It sounds like a great idea - turn off your electricity entirely when you go on vacation and you'll dramatically slash your electric bills. While this works in theory, there are some considerations that make shutting everything down problematic for homeowners. Learning more about your options allows you to conserve energy wisely, without running into problems when you get home. Here's what you need to know about conserving power when you travel.
What to Turn Off - and What to Leave on When You Travel:
- HVAC System: One of the top consumers of energy in your home, reducing HVAC use while you are away will save you money. According to Duke Energy, any savings you get from turning your HVAC off entirely could be reversed when you get home and have to power your entire system back up again. You will have to work extra hard to get your whole home back to a comfortable temperature. Instead of turning this off, set your system to vacation mode (most programmable thermostats have one) or to a temperature that makes your HVAC work less. You won't be home, so it does not have to be crisp and cool - setting your thermostat to 80 can help you save money and not require an energy-consuming reboot when you get home.
- Hot water heater: You don't need to heat water while you are not home. Turn the temperature down or turn the unit off entirely at the fusebox, then simply turn it back on or up when you get home.
- Fridge and Freezer: If you have any food stored at all (and most of us do) these need to stay on. If either component is empty or contains items that won't go bad (like bottled water or beverages) you can turn that component to a warmer setting to save while you are away.
- Water: Turning the water off can help conserve power and more importantly, prevent flooding.
- Electronics: If it plugs in, it consumes power, whether you are using it or not. Unplug electronics like the TV, kitchen helpers, and more to cut your costs while you are away.
- Lights: A totally dark house lets would-be burglars know you are not home. Unplug most lamps, but leave a few on-timers to boost your home security as you save.
Learning which components of your home are essential for security and comfort - and which can be turned off entirely - allows you to cut your costs while you are not home.
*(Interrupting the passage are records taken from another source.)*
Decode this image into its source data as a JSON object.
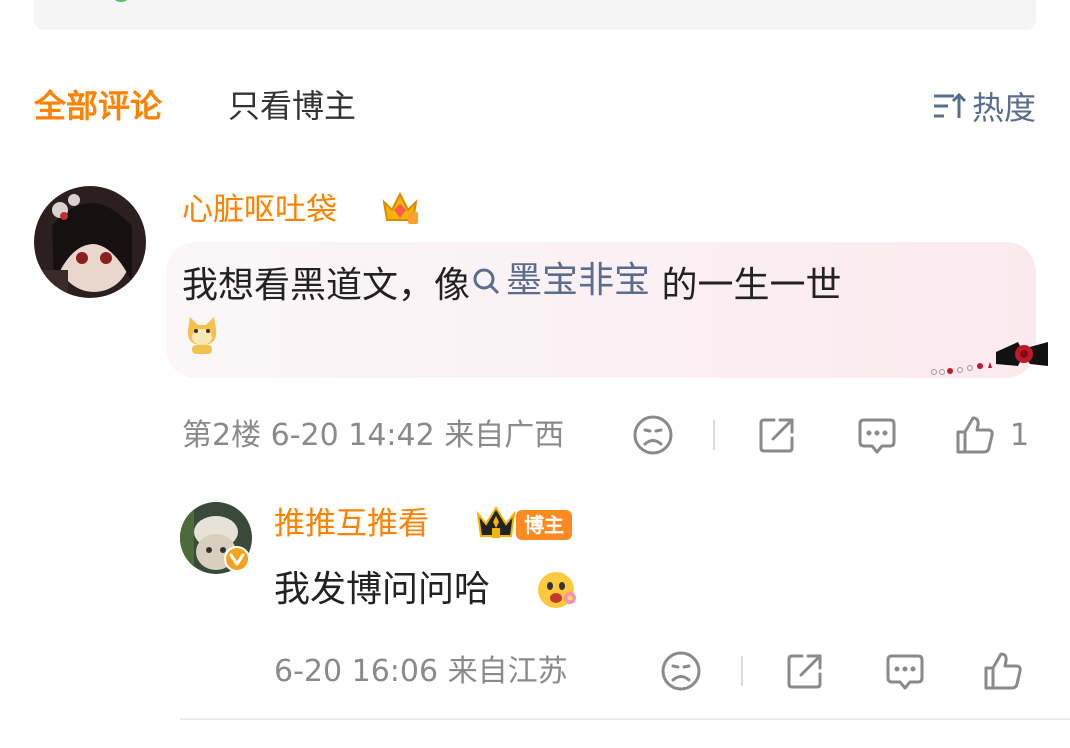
{
  "tabs": {
    "all_comments": "全部评论",
    "blogger_only": "只看博主",
    "sort_label": "热度"
  },
  "comment": {
    "username": "心脏呕吐袋",
    "text_before": "我想看黑道文，像",
    "topic": "墨宝非宝",
    "text_after": "的一生一世",
    "floor": "第2楼",
    "time": "6-20 14:42",
    "location": "来自广西",
    "likes": "1"
  },
  "reply": {
    "username": "推推互推看",
    "badge": "博主",
    "text": "我发博问问哈",
    "time": "6-20 16:06",
    "location": "来自江苏"
  },
  "colors": {
    "accent": "#ff8200",
    "link": "#5a6d8c",
    "meta": "#8a8a8a"
  },
  "icons": [
    "sort-icon",
    "search-icon",
    "dislike-icon",
    "share-icon",
    "comment-icon",
    "like-icon",
    "vip-crown-icon",
    "verified-icon"
  ]
}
Once you return home from your vacation, you can get things going again quickly and without much downtime.